** Opening Provided material block **

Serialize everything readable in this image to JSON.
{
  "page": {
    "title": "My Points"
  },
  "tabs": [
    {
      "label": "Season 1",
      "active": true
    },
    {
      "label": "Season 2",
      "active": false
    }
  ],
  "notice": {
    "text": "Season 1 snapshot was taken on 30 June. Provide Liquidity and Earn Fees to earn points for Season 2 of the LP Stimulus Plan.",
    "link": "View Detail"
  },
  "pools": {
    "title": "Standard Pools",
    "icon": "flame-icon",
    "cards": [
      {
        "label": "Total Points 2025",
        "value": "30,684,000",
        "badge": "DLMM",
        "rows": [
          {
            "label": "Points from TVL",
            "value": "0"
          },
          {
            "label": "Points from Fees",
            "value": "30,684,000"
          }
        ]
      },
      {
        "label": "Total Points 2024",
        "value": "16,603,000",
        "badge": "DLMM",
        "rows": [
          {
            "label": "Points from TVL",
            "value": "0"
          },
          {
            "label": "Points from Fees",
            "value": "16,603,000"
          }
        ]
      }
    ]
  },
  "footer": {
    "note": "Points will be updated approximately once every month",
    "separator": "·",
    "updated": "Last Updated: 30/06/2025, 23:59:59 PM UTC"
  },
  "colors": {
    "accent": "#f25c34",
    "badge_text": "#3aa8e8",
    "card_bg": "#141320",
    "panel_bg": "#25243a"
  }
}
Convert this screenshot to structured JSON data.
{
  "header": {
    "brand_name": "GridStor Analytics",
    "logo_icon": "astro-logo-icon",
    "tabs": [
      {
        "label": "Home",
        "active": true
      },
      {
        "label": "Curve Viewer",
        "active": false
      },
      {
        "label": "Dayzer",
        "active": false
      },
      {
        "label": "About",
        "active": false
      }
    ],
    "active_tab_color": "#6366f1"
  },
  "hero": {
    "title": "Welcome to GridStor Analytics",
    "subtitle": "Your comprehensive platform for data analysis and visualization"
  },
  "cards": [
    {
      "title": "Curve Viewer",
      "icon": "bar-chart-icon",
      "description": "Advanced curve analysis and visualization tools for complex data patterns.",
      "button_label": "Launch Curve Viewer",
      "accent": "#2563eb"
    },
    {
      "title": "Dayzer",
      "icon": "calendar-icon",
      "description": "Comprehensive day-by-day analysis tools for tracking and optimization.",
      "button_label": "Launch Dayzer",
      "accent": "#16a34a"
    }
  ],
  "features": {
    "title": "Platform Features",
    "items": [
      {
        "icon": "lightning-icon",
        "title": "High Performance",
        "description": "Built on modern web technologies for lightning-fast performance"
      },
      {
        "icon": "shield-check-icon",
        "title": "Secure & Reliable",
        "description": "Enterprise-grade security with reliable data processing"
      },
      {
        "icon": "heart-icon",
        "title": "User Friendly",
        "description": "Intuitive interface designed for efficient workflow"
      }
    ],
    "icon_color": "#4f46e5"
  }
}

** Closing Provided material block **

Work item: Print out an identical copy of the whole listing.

Response to the exercise:
Serialize everything readable in this image to JSON.
{
  "page": {
    "title": "My Points"
  },
  "tabs": [
    {
      "label": "Season 1",
      "active": true
    },
    {
      "label": "Season 2",
      "active": false
    }
  ],
  "notice": {
    "text": "Season 1 snapshot was taken on 30 June. Provide Liquidity and Earn Fees to earn points for Season 2 of the LP Stimulus Plan.",
    "link": "View Detail"
  },
  "pools": {
    "title": "Standard Pools",
    "icon": "flame-icon",
    "cards": [
      {
        "label": "Total Points 2025",
        "value": "30,684,000",
        "badge": "DLMM",
        "rows": [
          {
            "label": "Points from TVL",
            "value": "0"
          },
          {
            "label": "Points from Fees",
            "value": "30,684,000"
          }
        ]
      },
      {
        "label": "Total Points 2024",
        "value": "16,603,000",
        "badge": "DLMM",
        "rows": [
          {
            "label": "Points from TVL",
            "value": "0"
          },
          {
            "label": "Points from Fees",
            "value": "16,603,000"
          }
        ]
      }
    ]
  },
  "footer": {
    "note": "Points will be updated approximately once every month",
    "separator": "·",
    "updated": "Last Updated: 30/06/2025, 23:59:59 PM UTC"
  },
  "colors": {
    "accent": "#f25c34",
    "badge_text": "#3aa8e8",
    "card_bg": "#141320",
    "panel_bg": "#25243a"
  }
}
Convert this screenshot to structured JSON data.
{
  "header": {
    "brand_name": "GridStor Analytics",
    "logo_icon": "astro-logo-icon",
    "tabs": [
      {
        "label": "Home",
        "active": true
      },
      {
        "label": "Curve Viewer",
        "active": false
      },
      {
        "label": "Dayzer",
        "active": false
      },
      {
        "label": "About",
        "active": false
      }
    ],
    "active_tab_color": "#6366f1"
  },
  "hero": {
    "title": "Welcome to GridStor Analytics",
    "subtitle": "Your comprehensive platform for data analysis and visualization"
  },
  "cards": [
    {
      "title": "Curve Viewer",
      "icon": "bar-chart-icon",
      "description": "Advanced curve analysis and visualization tools for complex data patterns.",
      "button_label": "Launch Curve Viewer",
      "accent": "#2563eb"
    },
    {
      "title": "Dayzer",
      "icon": "calendar-icon",
      "description": "Comprehensive day-by-day analysis tools for tracking and optimization.",
      "button_label": "Launch Dayzer",
      "accent": "#16a34a"
    }
  ],
  "features": {
    "title": "Platform Features",
    "items": [
      {
        "icon": "lightning-icon",
        "title": "High Performance",
        "description": "Built on modern web technologies for lightning-fast performance"
      },
      {
        "icon": "shield-check-icon",
        "title": "Secure & Reliable",
        "description": "Enterprise-grade security with reliable data processing"
      },
      {
        "icon": "heart-icon",
        "title": "User Friendly",
        "description": "Intuitive interface designed for efficient workflow"
      }
    ],
    "icon_color": "#4f46e5"
  }
}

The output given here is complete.